After birth, the cub was removed for examination and will be hand-raised by keepers to ensure survival and wellbeing. This process also lowers animal stress for future hands-on care. The cub will stay at Nashville Zoo with plans to eventually introduce him to a potential mate.

Nashville Zoo and the Smithsonian’s National Zoo and Conservation Biology Institute have a long history of working together on Clouded Leopard conservation. Since 2000, they have collaborated with Point Defiance Zoo and Thailand’s Zoological Park Organization to form the Clouded Leopard Consortium and develop breeding programs as well as field monitoring projects for Clouded Leopards in Thailand.

Because the captive Clouded Leopard population is not self-sustaining, it necessitates the need for intensive reproductive management techniques to maintaining captive populations not only in the U.S. but also throughout the world.

“This cub, the first Clouded Leopard offspring produced with cryopreserved semen, is a symbol of how zoos and scientists can come together to make positive change for animals and preserving global biodiversity,” said Dr. Crosier. “Collaboration is the key to conservation of Clouded Leopards, along with so many other rare and endangered species we care for and study.”

The first successful Clouded Leopard AI was performed at Nashville Zoo in 1992 by Smithsonian scientist JoGayle Howard and Nashville Zoo President Rick Schwartz. In 2015, Dr. Comizzoli contributed to a successful birth using cooled semen and the new AI technique at the Khao Khew Open Zoo in Thailand.

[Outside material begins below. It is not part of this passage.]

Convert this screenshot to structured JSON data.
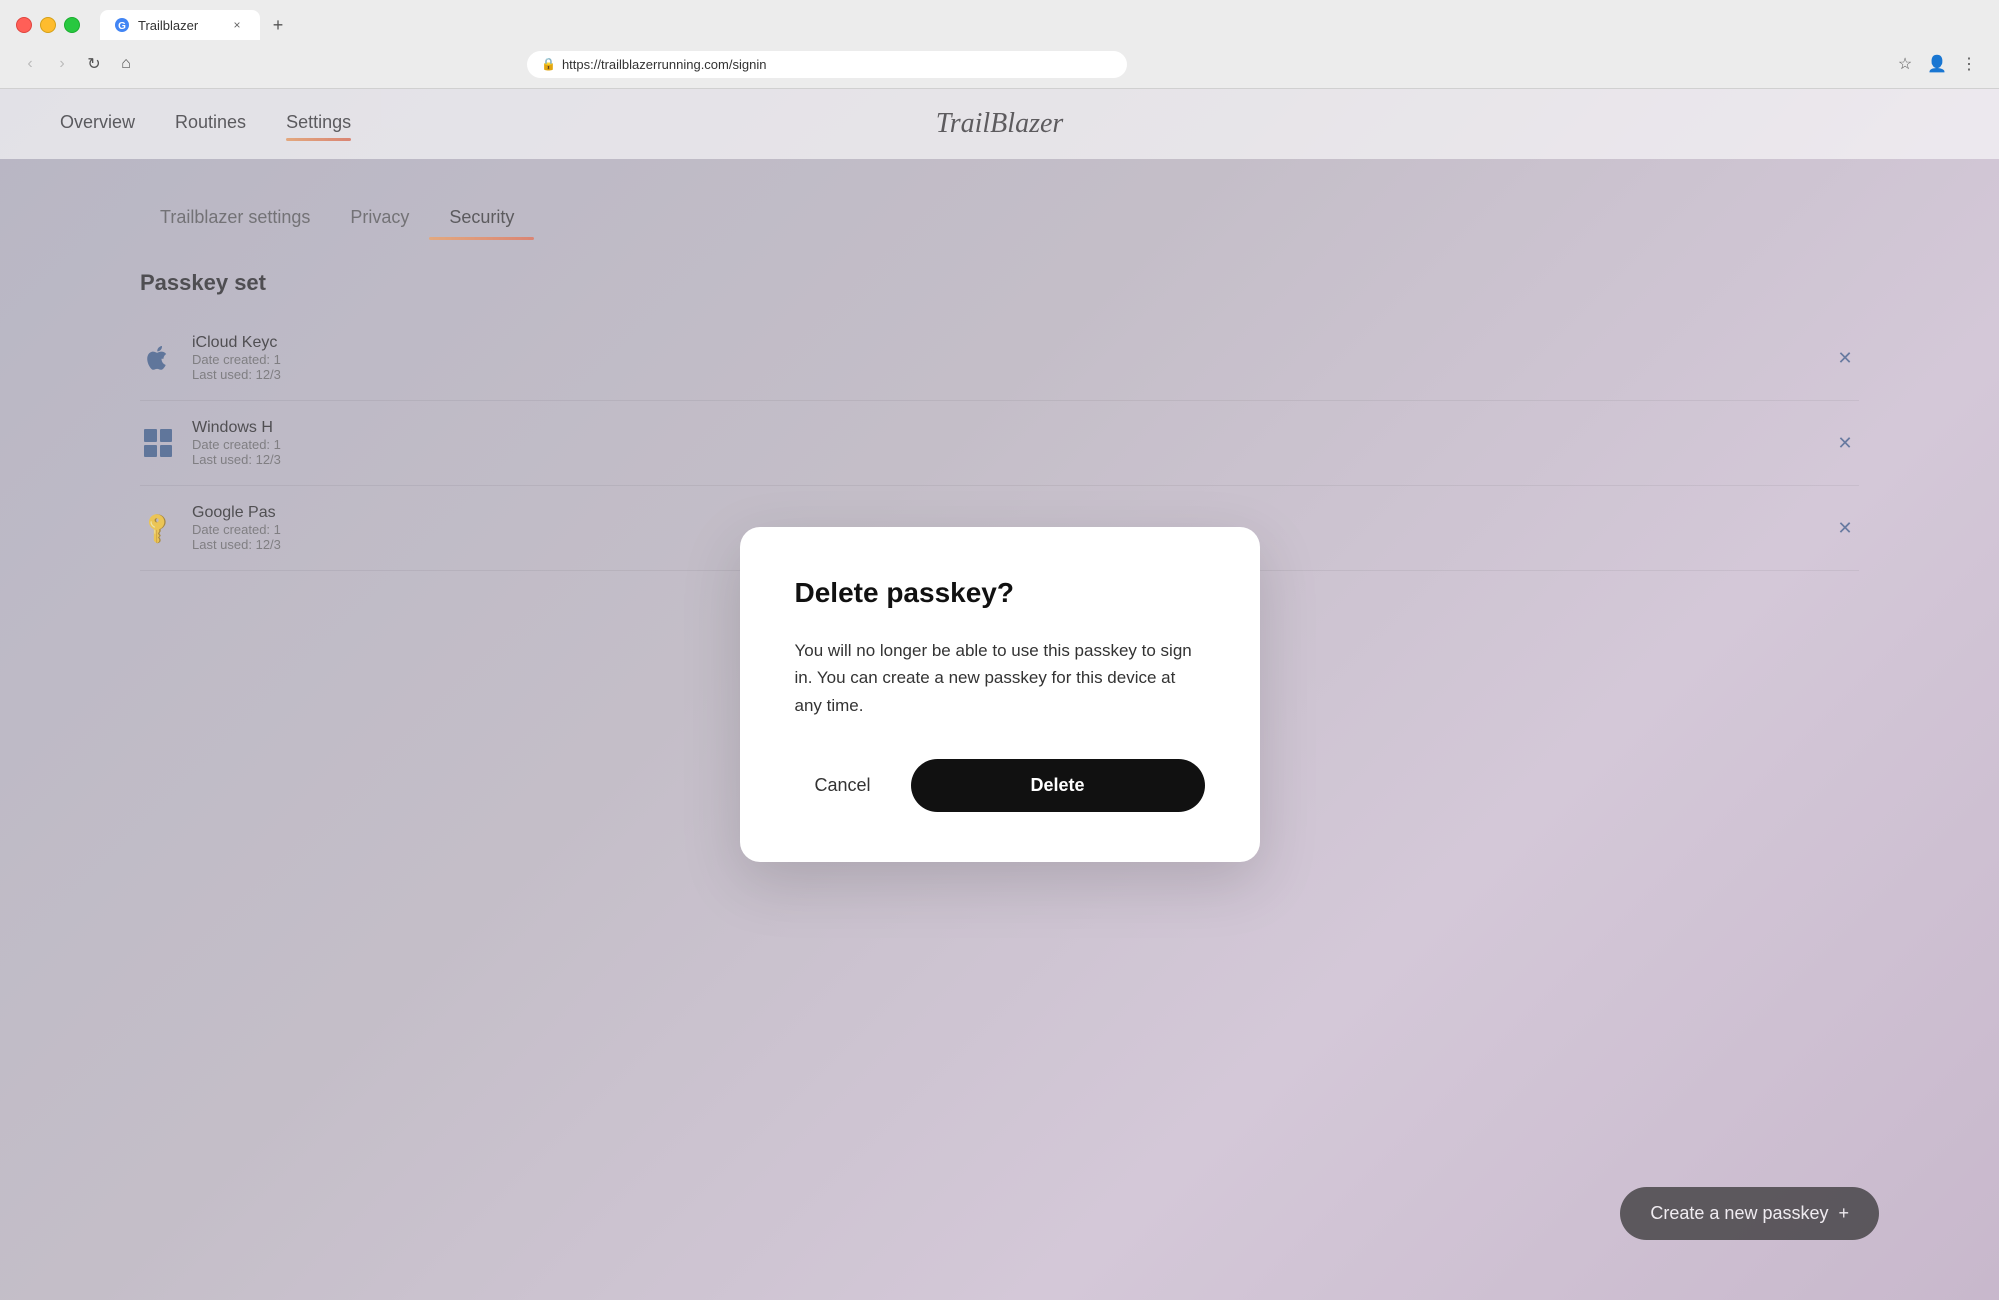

Clouded Leopards are among the most rare of the world’s cat species and one of the most secretive. Due to limited knowledge of this species, they have proved difficult to breed in captivity. They are sensitive to auditory and visual disturbances, increasing the stress levels during captive breeding programs. This factor leads facilities, such as Nashville Zoo, to work with artificial insemination specialists to increase the size and diversity of the captive bred population.